The world trading community would benefit from such a common currency — a non-national,
neutral, monetary standard — that cannot be manipulated and created at will by the government of
any one country. Thus, dollar convertibility to gold must be restored.
Next up, Mr. James Grant, Editor, Grant’s Interest Rate Observer:
With a little help from our friends, we are about to make the case that there has been no net progress in doctrine and policy since 1914, when the lights went out on the true-blue gold standard. Some will smile. The pure paper dollar, these scoffers say, is but a lighter, sleeker, more intelligent variant on the old, gold-backed model. But you could only issue so many gold-backed dollars, the supply being constrained by the scarcity of the collateral. There now being no check on the volume of issuance, dollars pile up in the vaults of America’s creditors. It falls to them to say “uncle,” and say it they will one day, we are certain. They will then be queueing up to exchange intrinsically worthless paper for tangible value….
Thus, commanded the ancients: Anchor the dollar to the precious metals, raise liquidity to the top of the list of banking virtues and understand the process by which commercial credit comes into the world (hint: not bybankers’ pens). The first of these rules to live by was, to Willis and his contemporaries, as clear as the law itself. Under the Constitution, the 1792 Coinage Act and the 1900 Gold Standard Act, the dollar was defined as a weight of silver and gold. The verdict of monetary history resoundingly seconded the wisdom of the lawmakers: Paper currencies unbacked by anything except the issuing politicians’ good intentions invariably lost their value.
Last, but not least, Professor Joseph T. Salerno, Pace University, New York:
Since it began operations in 1914 the Federal Reserve System (“the Fed”) has presided over a relentless decline in the value of the U.S. dollar….The answer given by theory and history is that a falling price level is the natural outcome of a dynamic market economy operating with a sound money like gold.
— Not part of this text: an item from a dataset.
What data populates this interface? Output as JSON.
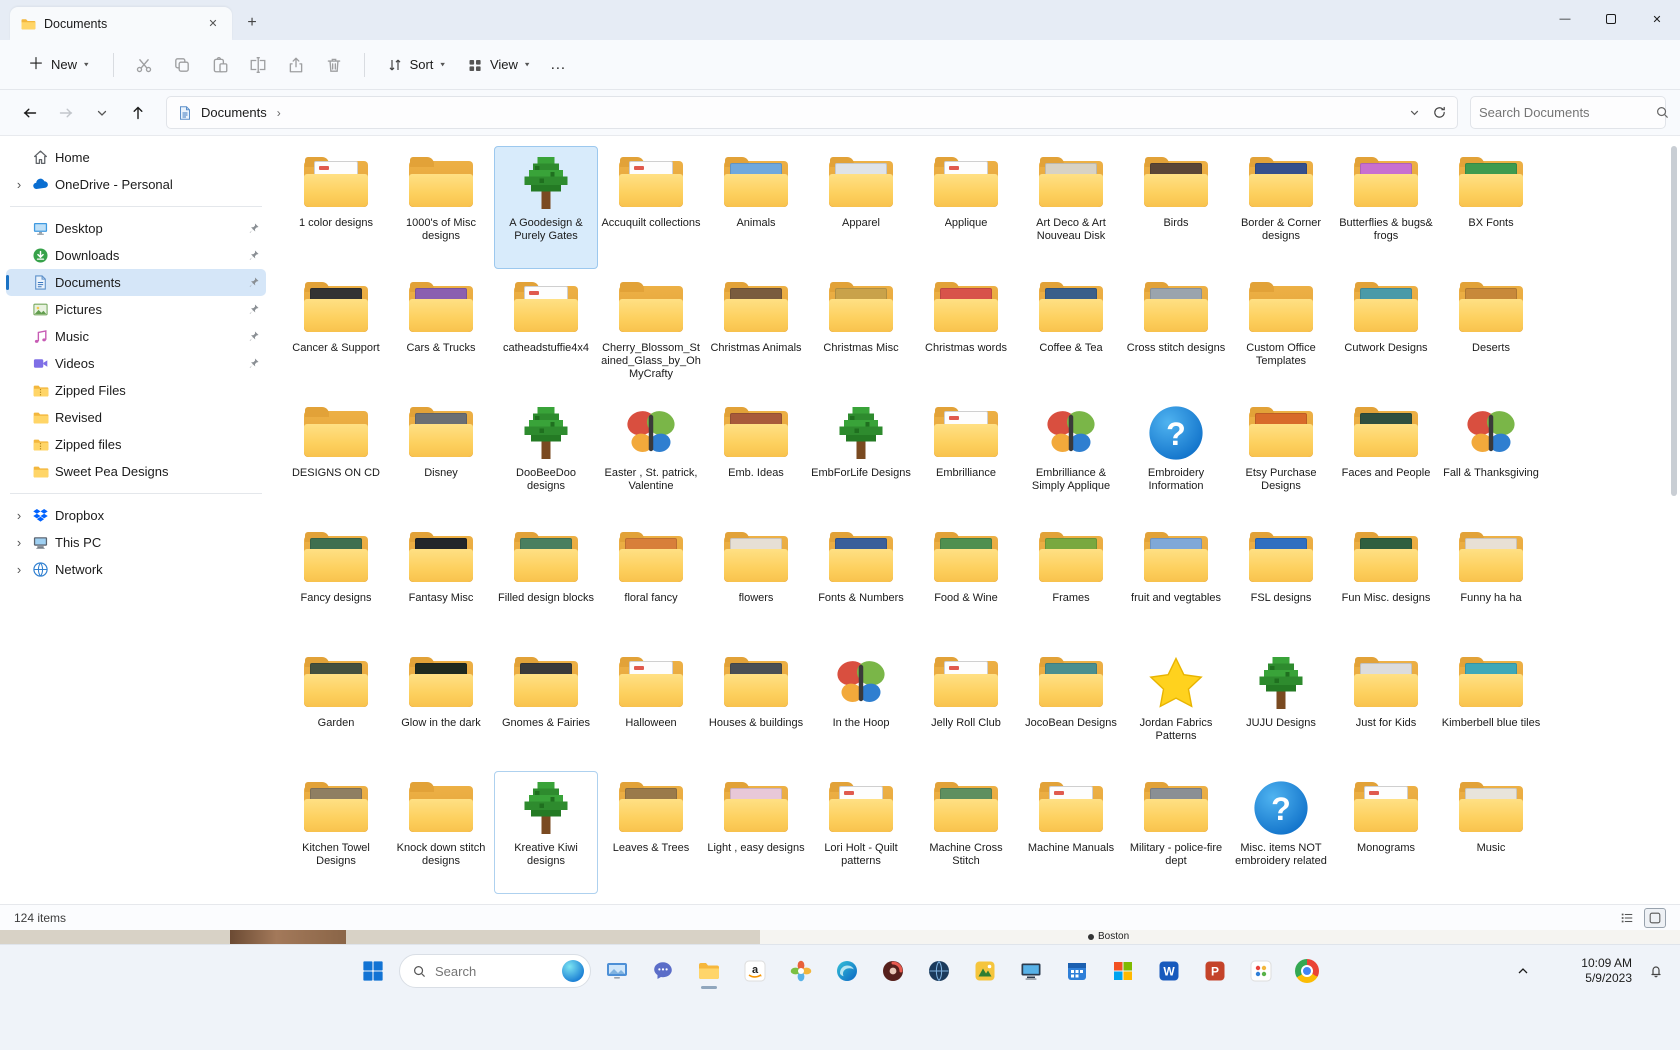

Under a gold standard, prices naturally tend to decline as ongoing technological advances and investment in additional capital rapidly improve labor productivity and increase the supplies of consumer goods while the money supply grows very gradually. For instance, throughout the nineteenth century and up until World War I, the heyday of the classical gold standard, a mild deflationary trend prevailed in the U.S. As a result, an American consumer in the year 1913 needed only $0.79 to purchase the same basket of goods that required $1.00 to purchase in 1800. In other words, due to the gentle fall in prices during the nineteenth century, a dollar could purchase 27 percent more in terms of goods in 1913 than it could in 1800.
Contrary to our contemporary deflation-phobes, the secular fall in prices under the classical gold standard did not inhibit economic growth in the U.S. In fact deflation coincided with spectacular transformation of the United States from an agrarian economy in 1800 to the greatest industrial power on earth by the eve of World War One.
Last time they brought in EPI’s Josh Bivens as a counterpoint to the Lincoln Unmasked guy. Not so this time. This time it is 100% gold bug. (Should they bring in a Marxist for proper balance?)
And there isn’t any actual discussion of whether or not supply and demand dynamics, particularly from China, are impacting prices. Runaway inflation is just assumed, even though if you bet on that two years ago you would have lost your shirt.
Now whatever, it’s just a panel. But notice how this makes the “normal” extreme right-wing look downright sensible? Statements a step to the mainstream from Paul’s group, statements like QEII is a dangerous scheme, that our level of unemployment is natural, that we need to appease imaginary confidence fairies, that the bond market is more confident of our long-term deficits because we have finally brought the hammer down on spending for the Special Olympics and put them in check, and that the Federal Reserve should have no mandate towards employment, now look that much more sensible.